So as IWD approaches, it is worth considering progress in the years since Churchill College’s momentous decision of 50 years ago, a decision that was taken against the wishes of the then Master Sir William Hawthorne, a story told gleefully to me many times when I first arrived here as how not to be a successful Master. Cambridge University now has essentially equal numbers of men and women at undergraduate level, yet there are still only about 20% of women in the professoriate. Consequently there is still a significant gender pay gap, with a mean value of just under 20% driven by the grade segregation, with fewer women at the top grades.  The numbers of female professors is slowly creeping up, but this cannot be attributed to historical factors any longer; the time when that was a plausible excuse is long past. The University has, in certain subjects, a gender attainment gap with a smaller proportion of women getting 1sts (and 3rds) than men, a situation that is at last receiving some sort of scrutiny alongside the role of ethnicity. Bullying and harassment are now very  much on the agenda, as well as training about our biases for those involved in appointments. Maybe in 5 years we will see a transformation in our culture, but my belief is, if you want to bury your head in the sand  – or worse expect to progress because of, and not despite of, bad behaviour – it is still possible to get away with it. Bullying, arrogance and selfishness – as well as sexism – have not been eradicated yet and possibly never will be.

Celebrate IWD, read my list of #Just1Action4WiS and let us remain optimistic that change is possible, but I fear my own optimism is tempered with pragmatism, frustration and more than a hint of scepticism that equality is not yet just around the corner.

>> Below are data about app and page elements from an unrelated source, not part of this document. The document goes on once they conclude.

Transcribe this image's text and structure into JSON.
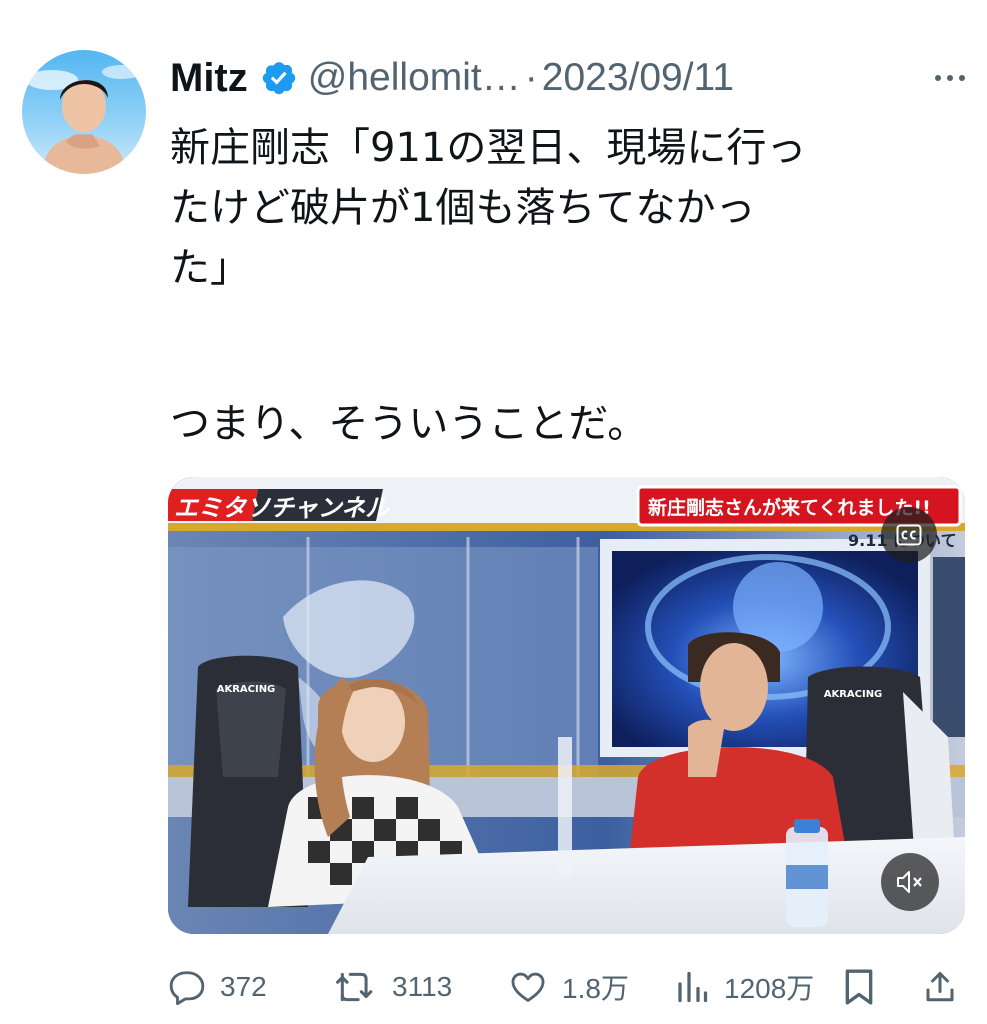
{
  "tweet": {
    "author_name": "Mitz",
    "handle": "@hellomit…",
    "separator": "·",
    "date": "2023/09/11",
    "text_lines": [
      "新庄剛志「911の翌日、現場に行っ",
      "たけど破片が1個も落ちてなかっ",
      "た」"
    ],
    "text_second": "つまり、そういうことだ。"
  },
  "media": {
    "overlay_channel": "エミタソチャンネル",
    "overlay_headline": "新庄剛志さんが来てくれました!!",
    "overlay_subtitle": "9.11 について",
    "chair_brand": "AKRACING"
  },
  "actions": {
    "replies": "372",
    "reposts": "3113",
    "likes": "1.8万",
    "views": "1208万"
  },
  "colors": {
    "verified": "#1d9bf0",
    "secondary_text": "#536471",
    "headline_red": "#d4141f"
  }
}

This entry was posted in Women in Science and tagged , , . Bookmark the permalink.

Leave a Reply

Your email address will not be published. Required fields are marked *